A local family restaurant called Casa de Palha was the place for dinner, which is very cozy and rustic. Here there are some homemade Madeiran dishes to dive in, especially for us the Bacalhau com natas, a baked dish of salted cod and potatoes, is really good.
An early departure the next day saw us waking up in the dark. Even at 7:30 am, it is still very dark (we might have searched on Google for “Madeira time now” lest our phone was lying to us). A roadside stop along the coast allowed us to have a coffee and also one of their precious Pastal de Nata, a staple of our book anytime of the day. In Porto Moniz, we watched the ocean roar against the rocky shore as the sun raised its head. Then we hit the road, literally, on an island jeep tour that takes us off-road and into the hills where the temperature dropped, fog appeared and the shorts we put on earlier seemed be a terrible mistake.
It was one of our favorite experiences of the whole trip as we got to see so many different sides of the island. The scenery really changes dramatically, changing between weird fog-laden woods, lush green plantations, mountainous terrain, red dust roads where cattle stand in the sun and people watch, small villages teeming with life and the towns of immaculate white buildings and terracotta roofs. And just about every patch of hill seems to be growing banana trees.
After all morning in a jeep, lunch couldn’t arrive early enough. This time it was at Hotel Ponta do Sol, another clifftop location with a restaurant overlooking the ocean and more local fish – it never gets boring. It was then a move to Quinta das Vinhas to spend the night discovering the sunny south coast. The main house dates from the 17th century and includes 15 chalets, two swimming pools and acres of vineyards (prices start at € 83 per night). Our room for the night was one of the apartment suites, which had a kitchenette, fireplace, balcony with a sea view, and lots of nice touches.

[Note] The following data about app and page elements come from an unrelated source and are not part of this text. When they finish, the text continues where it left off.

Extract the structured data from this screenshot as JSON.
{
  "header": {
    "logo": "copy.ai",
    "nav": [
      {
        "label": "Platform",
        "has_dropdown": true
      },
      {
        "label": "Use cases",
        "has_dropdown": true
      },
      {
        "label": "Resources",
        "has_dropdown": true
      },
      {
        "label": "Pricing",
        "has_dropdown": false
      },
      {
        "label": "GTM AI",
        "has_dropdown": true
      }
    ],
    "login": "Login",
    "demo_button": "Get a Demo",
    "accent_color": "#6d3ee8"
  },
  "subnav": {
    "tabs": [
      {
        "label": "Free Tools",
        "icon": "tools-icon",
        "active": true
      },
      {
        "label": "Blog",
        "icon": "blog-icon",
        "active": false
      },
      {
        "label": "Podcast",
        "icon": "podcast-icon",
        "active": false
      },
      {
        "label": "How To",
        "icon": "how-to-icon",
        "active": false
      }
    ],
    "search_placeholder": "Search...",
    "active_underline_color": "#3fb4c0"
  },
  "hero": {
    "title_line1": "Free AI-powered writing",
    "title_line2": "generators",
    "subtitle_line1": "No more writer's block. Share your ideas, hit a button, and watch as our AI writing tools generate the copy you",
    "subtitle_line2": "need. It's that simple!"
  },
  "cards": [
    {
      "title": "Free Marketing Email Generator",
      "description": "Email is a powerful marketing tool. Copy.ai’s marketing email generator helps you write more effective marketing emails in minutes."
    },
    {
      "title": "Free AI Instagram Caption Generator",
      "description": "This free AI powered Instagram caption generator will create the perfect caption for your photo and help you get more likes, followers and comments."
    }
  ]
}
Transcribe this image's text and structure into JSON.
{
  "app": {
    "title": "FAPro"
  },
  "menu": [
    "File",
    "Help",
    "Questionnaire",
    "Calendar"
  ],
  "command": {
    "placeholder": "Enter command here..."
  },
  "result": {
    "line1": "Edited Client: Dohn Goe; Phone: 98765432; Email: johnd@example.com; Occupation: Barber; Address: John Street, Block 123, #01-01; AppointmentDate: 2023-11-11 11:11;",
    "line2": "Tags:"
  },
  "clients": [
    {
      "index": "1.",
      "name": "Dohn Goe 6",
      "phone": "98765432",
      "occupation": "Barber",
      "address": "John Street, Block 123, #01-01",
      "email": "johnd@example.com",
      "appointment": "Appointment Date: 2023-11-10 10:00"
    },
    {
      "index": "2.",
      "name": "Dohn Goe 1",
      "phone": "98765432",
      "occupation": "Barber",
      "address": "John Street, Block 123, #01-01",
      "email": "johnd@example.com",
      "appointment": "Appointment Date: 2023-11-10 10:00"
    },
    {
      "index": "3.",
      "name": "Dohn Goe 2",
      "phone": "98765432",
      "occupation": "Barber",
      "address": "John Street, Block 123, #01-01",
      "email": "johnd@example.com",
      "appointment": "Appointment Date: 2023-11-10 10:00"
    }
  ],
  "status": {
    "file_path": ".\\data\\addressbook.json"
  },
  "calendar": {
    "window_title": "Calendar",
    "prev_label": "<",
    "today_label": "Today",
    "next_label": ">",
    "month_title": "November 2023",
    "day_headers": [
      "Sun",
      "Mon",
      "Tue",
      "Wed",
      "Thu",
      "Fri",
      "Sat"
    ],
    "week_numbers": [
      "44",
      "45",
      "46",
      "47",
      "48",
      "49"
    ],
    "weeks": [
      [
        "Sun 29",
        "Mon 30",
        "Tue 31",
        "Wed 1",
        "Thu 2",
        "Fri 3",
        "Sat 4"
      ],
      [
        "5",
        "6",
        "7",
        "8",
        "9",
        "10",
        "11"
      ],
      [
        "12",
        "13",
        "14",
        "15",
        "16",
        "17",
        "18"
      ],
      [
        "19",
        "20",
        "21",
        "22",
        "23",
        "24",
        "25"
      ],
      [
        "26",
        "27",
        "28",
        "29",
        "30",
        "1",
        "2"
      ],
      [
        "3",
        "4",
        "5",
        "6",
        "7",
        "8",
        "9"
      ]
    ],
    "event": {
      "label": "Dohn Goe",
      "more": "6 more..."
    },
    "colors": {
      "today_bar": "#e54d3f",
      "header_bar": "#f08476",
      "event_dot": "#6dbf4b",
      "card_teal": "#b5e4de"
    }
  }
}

Even with all of this exploring, we didn’t make it to the capital Funchal, but if you’re planning on visiting the island, there are a few cultural events you’ll want to watch out for. There is the carnival in February / March where people dress up and parade through the city; the flower festival in April / May, which showcases all the flowers that bloom thanks to the island’s subtropical climate, with floats, flower carpets in the streets and storefronts decorated with displays; the wine festival in August / September, where you can discover the secrets of Madeira wine; and markets, street parties and fireworks at Christmas. Who is ready to book a flight?